§ **WORK ITEM**:
Set down the data below word for word, and leave the images aside.

-- -- --

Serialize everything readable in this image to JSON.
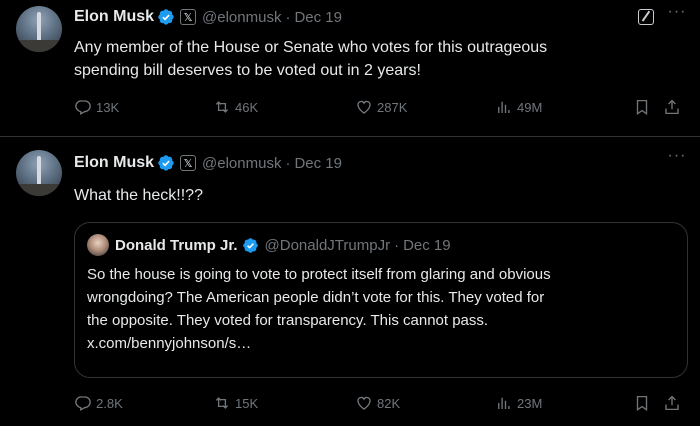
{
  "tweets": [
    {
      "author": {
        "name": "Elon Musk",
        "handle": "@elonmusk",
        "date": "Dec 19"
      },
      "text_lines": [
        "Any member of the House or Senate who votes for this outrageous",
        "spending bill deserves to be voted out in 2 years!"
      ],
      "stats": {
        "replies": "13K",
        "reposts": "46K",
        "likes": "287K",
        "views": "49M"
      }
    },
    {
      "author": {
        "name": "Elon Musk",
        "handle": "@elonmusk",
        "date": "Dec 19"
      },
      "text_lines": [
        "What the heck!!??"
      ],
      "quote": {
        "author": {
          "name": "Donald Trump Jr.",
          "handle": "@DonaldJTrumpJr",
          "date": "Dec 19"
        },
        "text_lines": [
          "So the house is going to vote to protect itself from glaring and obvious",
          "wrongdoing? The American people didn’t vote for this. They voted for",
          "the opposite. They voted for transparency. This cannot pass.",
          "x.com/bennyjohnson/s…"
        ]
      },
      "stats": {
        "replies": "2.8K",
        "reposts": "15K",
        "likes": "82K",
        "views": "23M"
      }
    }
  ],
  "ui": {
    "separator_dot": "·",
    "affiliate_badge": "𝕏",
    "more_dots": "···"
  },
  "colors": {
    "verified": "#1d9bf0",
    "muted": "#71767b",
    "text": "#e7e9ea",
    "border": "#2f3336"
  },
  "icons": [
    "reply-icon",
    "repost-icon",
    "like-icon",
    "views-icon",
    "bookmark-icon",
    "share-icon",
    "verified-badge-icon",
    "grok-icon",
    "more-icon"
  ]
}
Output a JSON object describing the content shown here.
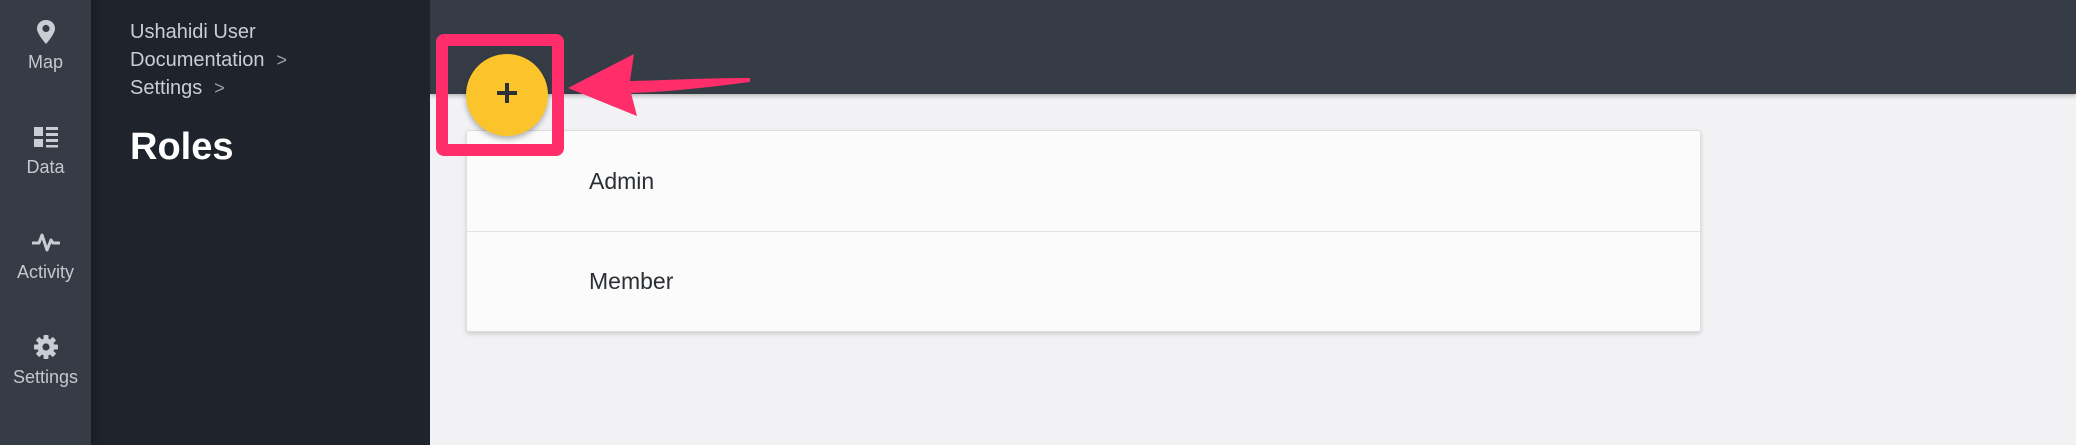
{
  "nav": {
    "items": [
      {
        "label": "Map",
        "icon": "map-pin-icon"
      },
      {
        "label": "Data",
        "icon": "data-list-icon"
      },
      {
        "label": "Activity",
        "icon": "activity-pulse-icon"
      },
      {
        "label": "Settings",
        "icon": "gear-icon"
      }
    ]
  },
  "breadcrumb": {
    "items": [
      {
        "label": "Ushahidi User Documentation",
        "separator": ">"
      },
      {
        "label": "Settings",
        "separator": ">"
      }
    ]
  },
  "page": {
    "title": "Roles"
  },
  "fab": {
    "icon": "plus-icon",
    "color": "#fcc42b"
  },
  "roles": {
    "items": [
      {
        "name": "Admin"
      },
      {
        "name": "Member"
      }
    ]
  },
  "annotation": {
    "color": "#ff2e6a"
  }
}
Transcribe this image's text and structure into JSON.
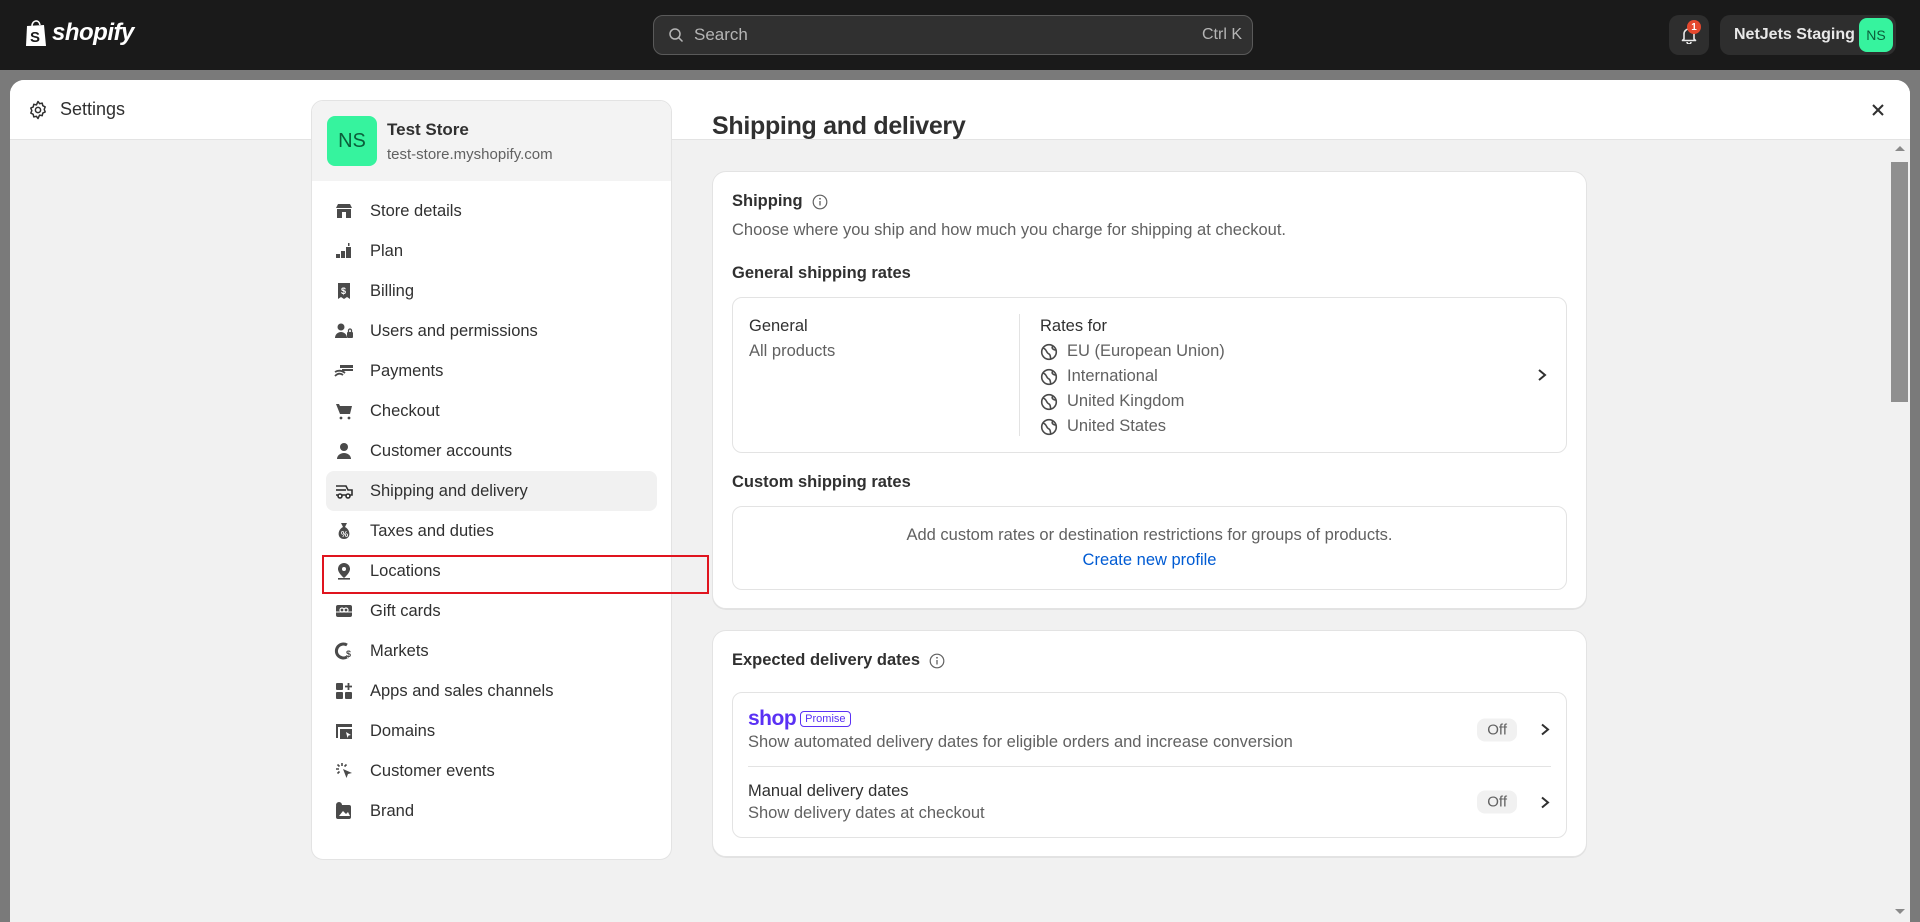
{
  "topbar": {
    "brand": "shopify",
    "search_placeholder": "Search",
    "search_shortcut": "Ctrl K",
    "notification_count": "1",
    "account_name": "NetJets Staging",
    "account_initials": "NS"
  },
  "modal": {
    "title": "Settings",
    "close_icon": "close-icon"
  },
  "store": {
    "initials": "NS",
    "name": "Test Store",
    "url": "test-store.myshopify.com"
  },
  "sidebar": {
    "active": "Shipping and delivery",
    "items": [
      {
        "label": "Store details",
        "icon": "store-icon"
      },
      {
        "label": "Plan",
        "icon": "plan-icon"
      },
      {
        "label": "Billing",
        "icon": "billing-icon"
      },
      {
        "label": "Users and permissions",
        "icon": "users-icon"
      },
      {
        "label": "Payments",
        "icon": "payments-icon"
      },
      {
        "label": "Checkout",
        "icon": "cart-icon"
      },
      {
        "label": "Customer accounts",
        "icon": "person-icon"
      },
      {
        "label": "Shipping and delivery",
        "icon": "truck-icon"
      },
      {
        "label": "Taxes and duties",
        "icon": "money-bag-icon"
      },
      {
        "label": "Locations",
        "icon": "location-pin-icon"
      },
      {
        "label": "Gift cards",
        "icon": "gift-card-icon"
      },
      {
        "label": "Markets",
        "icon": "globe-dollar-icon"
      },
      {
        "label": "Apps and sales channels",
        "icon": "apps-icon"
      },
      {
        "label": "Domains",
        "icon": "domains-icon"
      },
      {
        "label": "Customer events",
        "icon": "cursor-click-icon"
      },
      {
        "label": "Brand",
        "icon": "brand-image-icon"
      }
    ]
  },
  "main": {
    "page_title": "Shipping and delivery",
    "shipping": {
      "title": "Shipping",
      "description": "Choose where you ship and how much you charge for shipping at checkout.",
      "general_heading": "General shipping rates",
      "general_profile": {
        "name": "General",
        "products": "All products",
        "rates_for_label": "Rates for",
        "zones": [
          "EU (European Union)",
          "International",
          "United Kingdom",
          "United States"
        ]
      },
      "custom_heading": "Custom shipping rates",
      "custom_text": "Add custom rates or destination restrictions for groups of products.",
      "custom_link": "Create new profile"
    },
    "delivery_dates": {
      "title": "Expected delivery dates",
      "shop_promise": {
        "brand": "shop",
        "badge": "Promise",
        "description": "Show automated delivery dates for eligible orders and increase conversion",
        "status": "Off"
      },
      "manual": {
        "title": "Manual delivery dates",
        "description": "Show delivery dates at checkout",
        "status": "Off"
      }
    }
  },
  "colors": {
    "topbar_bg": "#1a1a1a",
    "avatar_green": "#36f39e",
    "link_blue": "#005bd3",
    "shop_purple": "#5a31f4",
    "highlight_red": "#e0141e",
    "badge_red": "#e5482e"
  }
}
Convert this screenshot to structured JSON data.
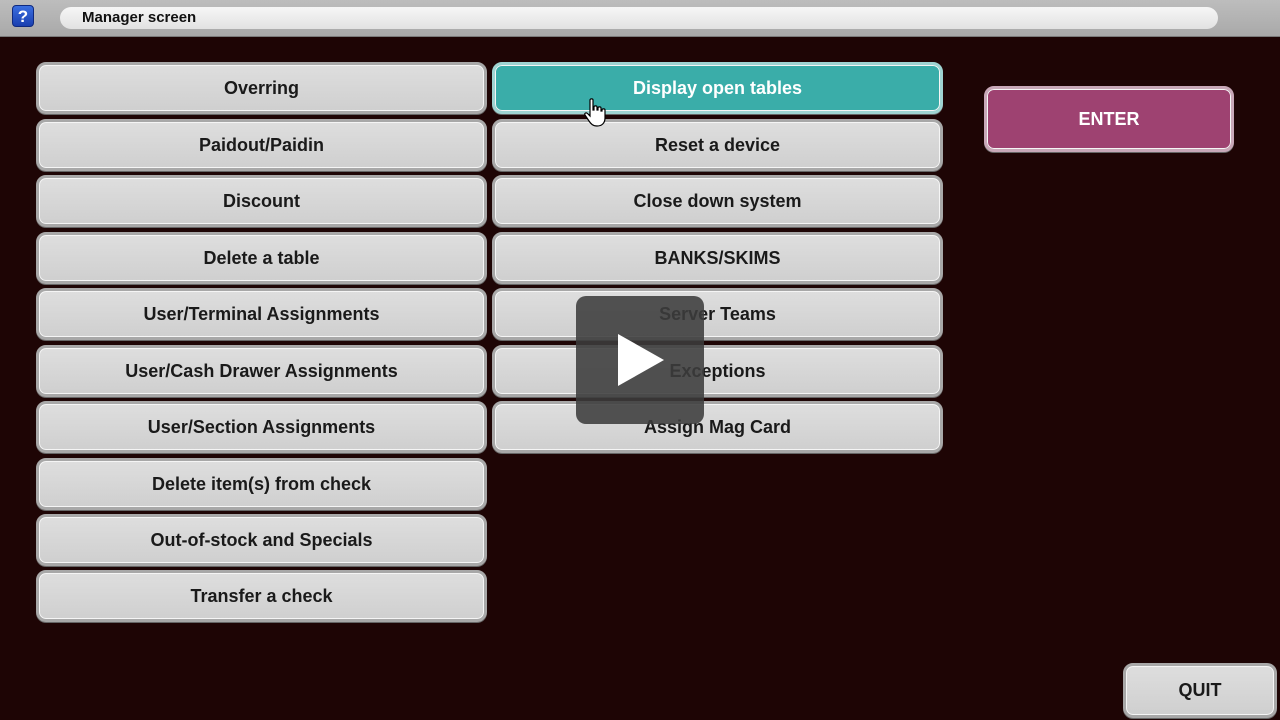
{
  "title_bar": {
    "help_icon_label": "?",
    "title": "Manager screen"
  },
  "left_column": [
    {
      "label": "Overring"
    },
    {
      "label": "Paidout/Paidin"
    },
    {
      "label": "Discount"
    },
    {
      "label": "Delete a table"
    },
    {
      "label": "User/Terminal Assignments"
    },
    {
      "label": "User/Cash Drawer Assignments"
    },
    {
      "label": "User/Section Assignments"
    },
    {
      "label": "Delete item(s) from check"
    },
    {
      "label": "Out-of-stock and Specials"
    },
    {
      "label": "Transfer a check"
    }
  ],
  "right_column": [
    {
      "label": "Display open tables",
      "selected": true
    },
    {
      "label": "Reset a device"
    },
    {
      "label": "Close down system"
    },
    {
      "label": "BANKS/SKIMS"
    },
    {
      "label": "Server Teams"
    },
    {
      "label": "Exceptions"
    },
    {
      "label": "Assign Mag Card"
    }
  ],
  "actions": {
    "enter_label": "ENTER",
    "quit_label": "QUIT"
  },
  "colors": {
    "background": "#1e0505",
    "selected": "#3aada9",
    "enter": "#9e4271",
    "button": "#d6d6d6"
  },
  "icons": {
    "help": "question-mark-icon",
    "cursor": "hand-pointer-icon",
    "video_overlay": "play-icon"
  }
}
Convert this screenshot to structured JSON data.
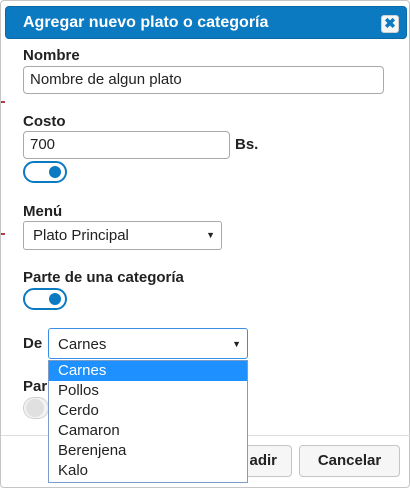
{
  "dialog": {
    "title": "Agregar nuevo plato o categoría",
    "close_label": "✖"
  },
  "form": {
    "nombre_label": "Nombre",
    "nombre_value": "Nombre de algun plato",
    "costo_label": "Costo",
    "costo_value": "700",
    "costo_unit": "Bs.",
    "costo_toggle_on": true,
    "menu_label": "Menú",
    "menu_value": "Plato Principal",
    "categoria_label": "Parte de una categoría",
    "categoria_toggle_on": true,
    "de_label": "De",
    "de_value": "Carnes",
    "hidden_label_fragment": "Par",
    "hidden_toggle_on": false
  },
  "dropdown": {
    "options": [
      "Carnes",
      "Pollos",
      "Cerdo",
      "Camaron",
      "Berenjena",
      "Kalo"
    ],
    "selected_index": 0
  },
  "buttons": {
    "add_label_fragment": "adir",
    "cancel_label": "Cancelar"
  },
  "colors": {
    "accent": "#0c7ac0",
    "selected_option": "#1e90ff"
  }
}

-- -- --

§ **SOLUTION FOR THIS TASK**:
Serialize everything readable in this image to JSON.
{
  "tweets": [
    {
      "author": {
        "name": "Elon Musk",
        "handle": "@elonmusk",
        "date": "Dec 19"
      },
      "text_lines": [
        "Any member of the House or Senate who votes for this outrageous",
        "spending bill deserves to be voted out in 2 years!"
      ],
      "stats": {
        "replies": "13K",
        "reposts": "46K",
        "likes": "287K",
        "views": "49M"
      }
    },
    {
      "author": {
        "name": "Elon Musk",
        "handle": "@elonmusk",
        "date": "Dec 19"
      },
      "text_lines": [
        "What the heck!!??"
      ],
      "quote": {
        "author": {
          "name": "Donald Trump Jr.",
          "handle": "@DonaldJTrumpJr",
          "date": "Dec 19"
        },
        "text_lines": [
          "So the house is going to vote to protect itself from glaring and obvious",
          "wrongdoing? The American people didn’t vote for this. They voted for",
          "the opposite. They voted for transparency. This cannot pass.",
          "x.com/bennyjohnson/s…"
        ]
      },
      "stats": {
        "replies": "2.8K",
        "reposts": "15K",
        "likes": "82K",
        "views": "23M"
      }
    }
  ],
  "ui": {
    "separator_dot": "·",
    "affiliate_badge": "𝕏",
    "more_dots": "···"
  },
  "colors": {
    "verified": "#1d9bf0",
    "muted": "#71767b",
    "text": "#e7e9ea",
    "border": "#2f3336"
  },
  "icons": [
    "reply-icon",
    "repost-icon",
    "like-icon",
    "views-icon",
    "bookmark-icon",
    "share-icon",
    "verified-badge-icon",
    "grok-icon",
    "more-icon"
  ]
}
Output a JSON object describing the content shown here.
{
  "nav": {
    "items": [
      {
        "label": "Map",
        "icon": "map-pin-icon"
      },
      {
        "label": "Data",
        "icon": "data-list-icon"
      },
      {
        "label": "Activity",
        "icon": "activity-pulse-icon"
      },
      {
        "label": "Settings",
        "icon": "gear-icon"
      }
    ]
  },
  "breadcrumb": {
    "items": [
      {
        "label": "Ushahidi User Documentation",
        "separator": ">"
      },
      {
        "label": "Settings",
        "separator": ">"
      }
    ]
  },
  "page": {
    "title": "Roles"
  },
  "fab": {
    "icon": "plus-icon",
    "color": "#fcc42b"
  },
  "roles": {
    "items": [
      {
        "name": "Admin"
      },
      {
        "name": "Member"
      }
    ]
  },
  "annotation": {
    "color": "#ff2e6a"
  }
}
Transcribe this image's text and structure into JSON.
{
  "topbar": {
    "brand": "shopify",
    "search_placeholder": "Search",
    "search_shortcut": "Ctrl K",
    "notification_count": "1",
    "account_name": "NetJets Staging",
    "account_initials": "NS"
  },
  "modal": {
    "title": "Settings",
    "close_icon": "close-icon"
  },
  "store": {
    "initials": "NS",
    "name": "Test Store",
    "url": "test-store.myshopify.com"
  },
  "sidebar": {
    "active": "Shipping and delivery",
    "items": [
      {
        "label": "Store details",
        "icon": "store-icon"
      },
      {
        "label": "Plan",
        "icon": "plan-icon"
      },
      {
        "label": "Billing",
        "icon": "billing-icon"
      },
      {
        "label": "Users and permissions",
        "icon": "users-icon"
      },
      {
        "label": "Payments",
        "icon": "payments-icon"
      },
      {
        "label": "Checkout",
        "icon": "cart-icon"
      },
      {
        "label": "Customer accounts",
        "icon": "person-icon"
      },
      {
        "label": "Shipping and delivery",
        "icon": "truck-icon"
      },
      {
        "label": "Taxes and duties",
        "icon": "money-bag-icon"
      },
      {
        "label": "Locations",
        "icon": "location-pin-icon"
      },
      {
        "label": "Gift cards",
        "icon": "gift-card-icon"
      },
      {
        "label": "Markets",
        "icon": "globe-dollar-icon"
      },
      {
        "label": "Apps and sales channels",
        "icon": "apps-icon"
      },
      {
        "label": "Domains",
        "icon": "domains-icon"
      },
      {
        "label": "Customer events",
        "icon": "cursor-click-icon"
      },
      {
        "label": "Brand",
        "icon": "brand-image-icon"
      }
    ]
  },
  "main": {
    "page_title": "Shipping and delivery",
    "shipping": {
      "title": "Shipping",
      "description": "Choose where you ship and how much you charge for shipping at checkout.",
      "general_heading": "General shipping rates",
      "general_profile": {
        "name": "General",
        "products": "All products",
        "rates_for_label": "Rates for",
        "zones": [
          "EU (European Union)",
          "International",
          "United Kingdom",
          "United States"
        ]
      },
      "custom_heading": "Custom shipping rates",
      "custom_text": "Add custom rates or destination restrictions for groups of products.",
      "custom_link": "Create new profile"
    },
    "delivery_dates": {
      "title": "Expected delivery dates",
      "shop_promise": {
        "brand": "shop",
        "badge": "Promise",
        "description": "Show automated delivery dates for eligible orders and increase conversion",
        "status": "Off"
      },
      "manual": {
        "title": "Manual delivery dates",
        "description": "Show delivery dates at checkout",
        "status": "Off"
      }
    }
  },
  "colors": {
    "topbar_bg": "#1a1a1a",
    "avatar_green": "#36f39e",
    "link_blue": "#005bd3",
    "shop_purple": "#5a31f4",
    "highlight_red": "#e0141e",
    "badge_red": "#e5482e"
  }
}
Convert this screenshot to structured JSON data.
{
  "title_bar": {
    "help_icon_label": "?",
    "title": "Manager screen"
  },
  "left_column": [
    {
      "label": "Overring"
    },
    {
      "label": "Paidout/Paidin"
    },
    {
      "label": "Discount"
    },
    {
      "label": "Delete a table"
    },
    {
      "label": "User/Terminal Assignments"
    },
    {
      "label": "User/Cash Drawer Assignments"
    },
    {
      "label": "User/Section Assignments"
    },
    {
      "label": "Delete item(s) from check"
    },
    {
      "label": "Out-of-stock and Specials"
    },
    {
      "label": "Transfer a check"
    }
  ],
  "right_column": [
    {
      "label": "Display open tables",
      "selected": true
    },
    {
      "label": "Reset a device"
    },
    {
      "label": "Close down system"
    },
    {
      "label": "BANKS/SKIMS"
    },
    {
      "label": "Server Teams"
    },
    {
      "label": "Exceptions"
    },
    {
      "label": "Assign Mag Card"
    }
  ],
  "actions": {
    "enter_label": "ENTER",
    "quit_label": "QUIT"
  },
  "colors": {
    "background": "#1e0505",
    "selected": "#3aada9",
    "enter": "#9e4271",
    "button": "#d6d6d6"
  },
  "icons": {
    "help": "question-mark-icon",
    "cursor": "hand-pointer-icon",
    "video_overlay": "play-icon"
  }
}
Convert this screenshot to structured JSON data.
{
  "dialog": {
    "title": "Agregar nuevo plato o categoría",
    "close_label": "✖"
  },
  "form": {
    "nombre_label": "Nombre",
    "nombre_value": "Nombre de algun plato",
    "costo_label": "Costo",
    "costo_value": "700",
    "costo_unit": "Bs.",
    "costo_toggle_on": true,
    "menu_label": "Menú",
    "menu_value": "Plato Principal",
    "categoria_label": "Parte de una categoría",
    "categoria_toggle_on": true,
    "de_label": "De",
    "de_value": "Carnes",
    "hidden_label_fragment": "Par",
    "hidden_toggle_on": false
  },
  "dropdown": {
    "options": [
      "Carnes",
      "Pollos",
      "Cerdo",
      "Camaron",
      "Berenjena",
      "Kalo"
    ],
    "selected_index": 0
  },
  "buttons": {
    "add_label_fragment": "adir",
    "cancel_label": "Cancelar"
  },
  "colors": {
    "accent": "#0c7ac0",
    "selected_option": "#1e90ff"
  }
}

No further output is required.